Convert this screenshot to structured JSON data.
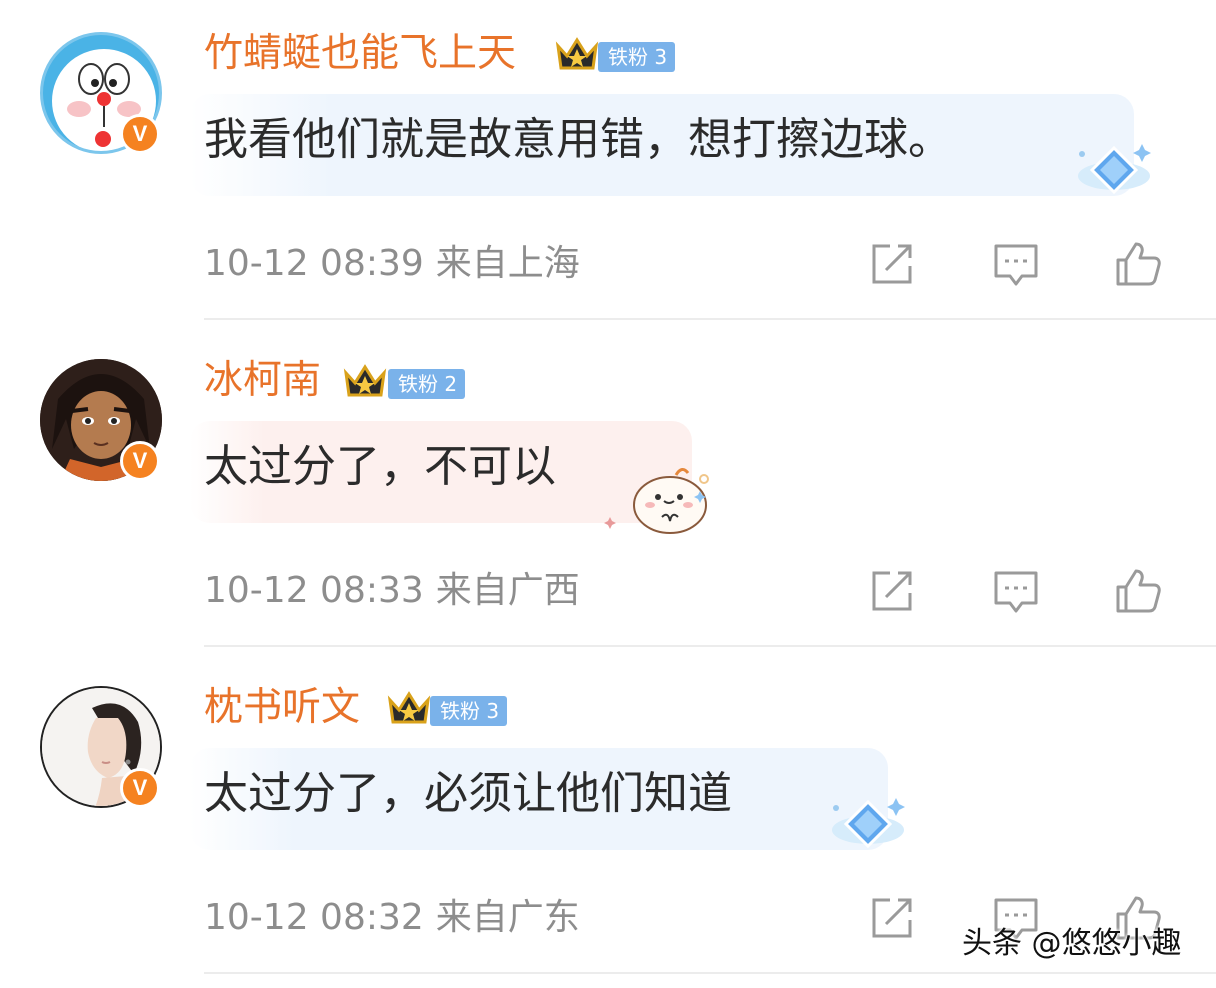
{
  "comments": [
    {
      "nickname": "竹蜻蜓也能飞上天",
      "fan_badge": "铁粉 3",
      "verified_mark": "V",
      "text": "我看他们就是故意用错，想打擦边球。",
      "time": "10-12 08:39",
      "location": "来自上海",
      "avatar": "doraemon-avatar",
      "decoration": "diamond-sticker"
    },
    {
      "nickname": "冰柯南",
      "fan_badge": "铁粉 2",
      "verified_mark": "V",
      "text": "太过分了，不可以",
      "time": "10-12 08:33",
      "location": "来自广西",
      "avatar": "anime-boy-avatar",
      "decoration": "cute-bun-sticker"
    },
    {
      "nickname": "枕书听文",
      "fan_badge": "铁粉 3",
      "verified_mark": "V",
      "text": "太过分了，必须让他们知道",
      "time": "10-12 08:32",
      "location": "来自广东",
      "avatar": "woman-portrait-avatar",
      "decoration": "diamond-sticker"
    }
  ],
  "actions": [
    "share-icon",
    "reply-icon",
    "like-icon"
  ],
  "watermark": "头条 @悠悠小趣",
  "colors": {
    "nickname": "#e8732a",
    "text": "#2b2b2b",
    "meta": "#8d8d8d",
    "fan_badge": "#7ab2ea",
    "verified": "#f58220",
    "icon": "#9a9a9a"
  }
}
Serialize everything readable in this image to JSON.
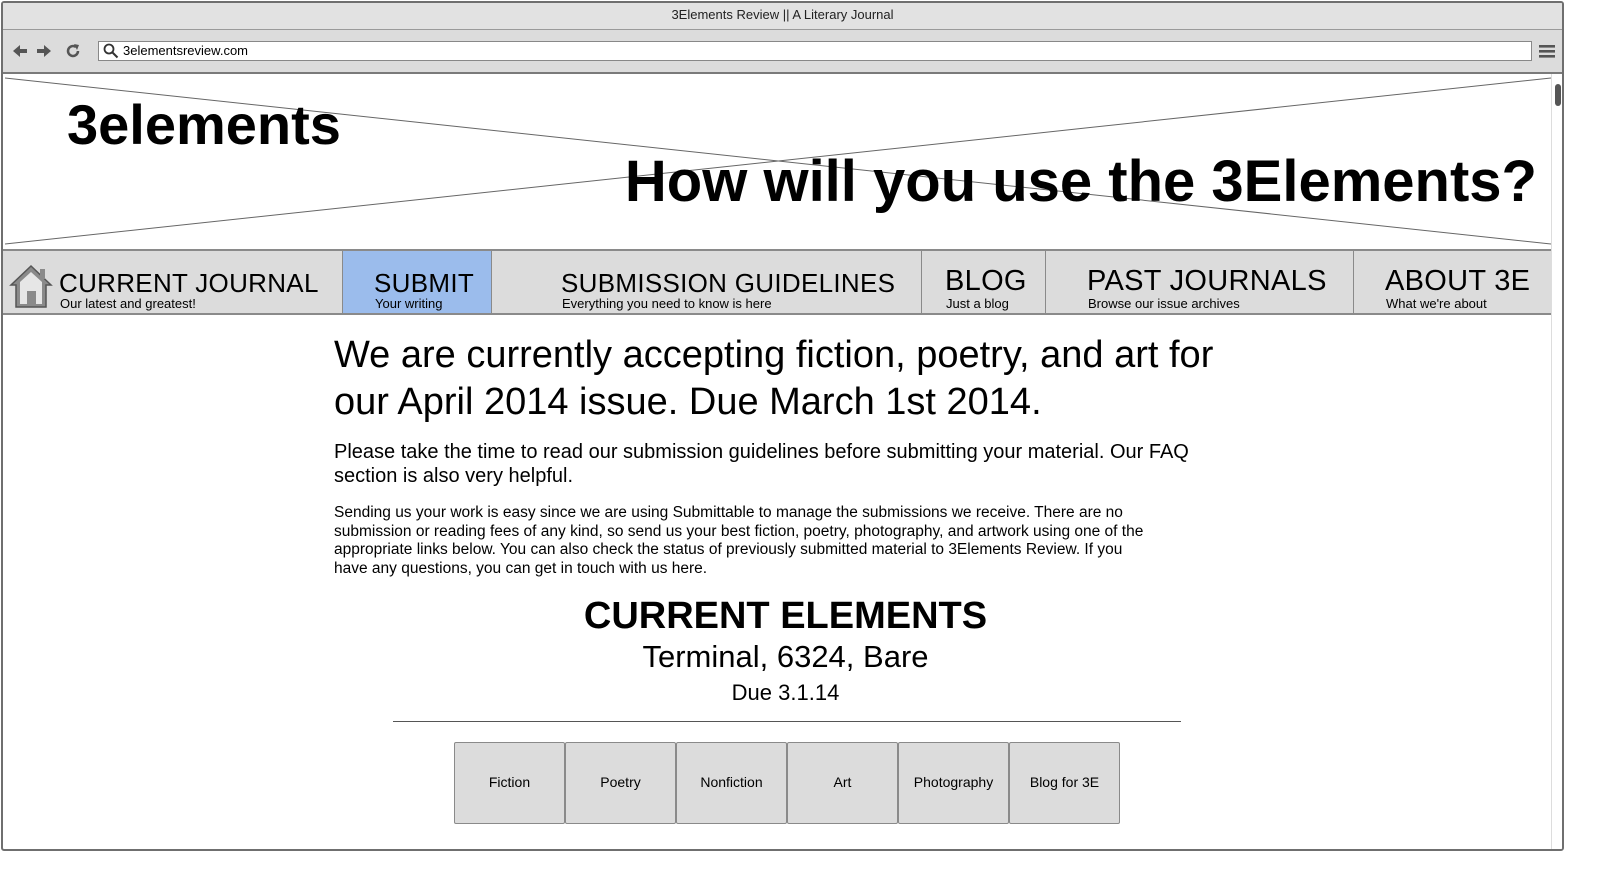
{
  "browser": {
    "title": "3Elements Review || A Literary Journal",
    "url": "3elementsreview.com"
  },
  "banner": {
    "logo": "3elements",
    "tagline": "How will you use the 3Elements?"
  },
  "nav": {
    "items": [
      {
        "title": "CURRENT JOURNAL",
        "subtitle": "Our latest and greatest!",
        "icon": "home-icon"
      },
      {
        "title": "SUBMIT",
        "subtitle": "Your writing",
        "active": true
      },
      {
        "title": "SUBMISSION GUIDELINES",
        "subtitle": "Everything you need to know is here"
      },
      {
        "title": "BLOG",
        "subtitle": "Just a blog"
      },
      {
        "title": "PAST JOURNALS",
        "subtitle": "Browse our issue archives"
      },
      {
        "title": "ABOUT 3E",
        "subtitle": "What we're about"
      }
    ]
  },
  "main": {
    "headline": "We are currently accepting fiction, poetry, and art for our April 2014 issue. Due March 1st 2014.",
    "lead": "Please take the time to read our submission guidelines before submitting your material. Our FAQ section is also very helpful.",
    "body": "Sending us your work is easy since we are using Submittable to manage the submissions we receive. There are no submission or reading fees of any kind, so send us your best fiction, poetry, photography, and artwork using one of the appropriate links below. You can also check the status of previously submitted material to 3Elements Review. If you have any questions, you can get in touch with us here."
  },
  "current_elements": {
    "title": "CURRENT ELEMENTS",
    "words": "Terminal, 6324, Bare",
    "due": "Due 3.1.14"
  },
  "submit_buttons": [
    "Fiction",
    "Poetry",
    "Nonfiction",
    "Art",
    "Photography",
    "Blog for 3E"
  ],
  "colors": {
    "active_nav": "#9bbcec",
    "chrome": "#dcdcdc"
  }
}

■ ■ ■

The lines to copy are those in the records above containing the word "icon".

> _RESULT BELOW_:
    "share-icon",
    "reply-icon",
    "like-icon"
    "icon": "#9a9a9a"
        "icon": "home-icon"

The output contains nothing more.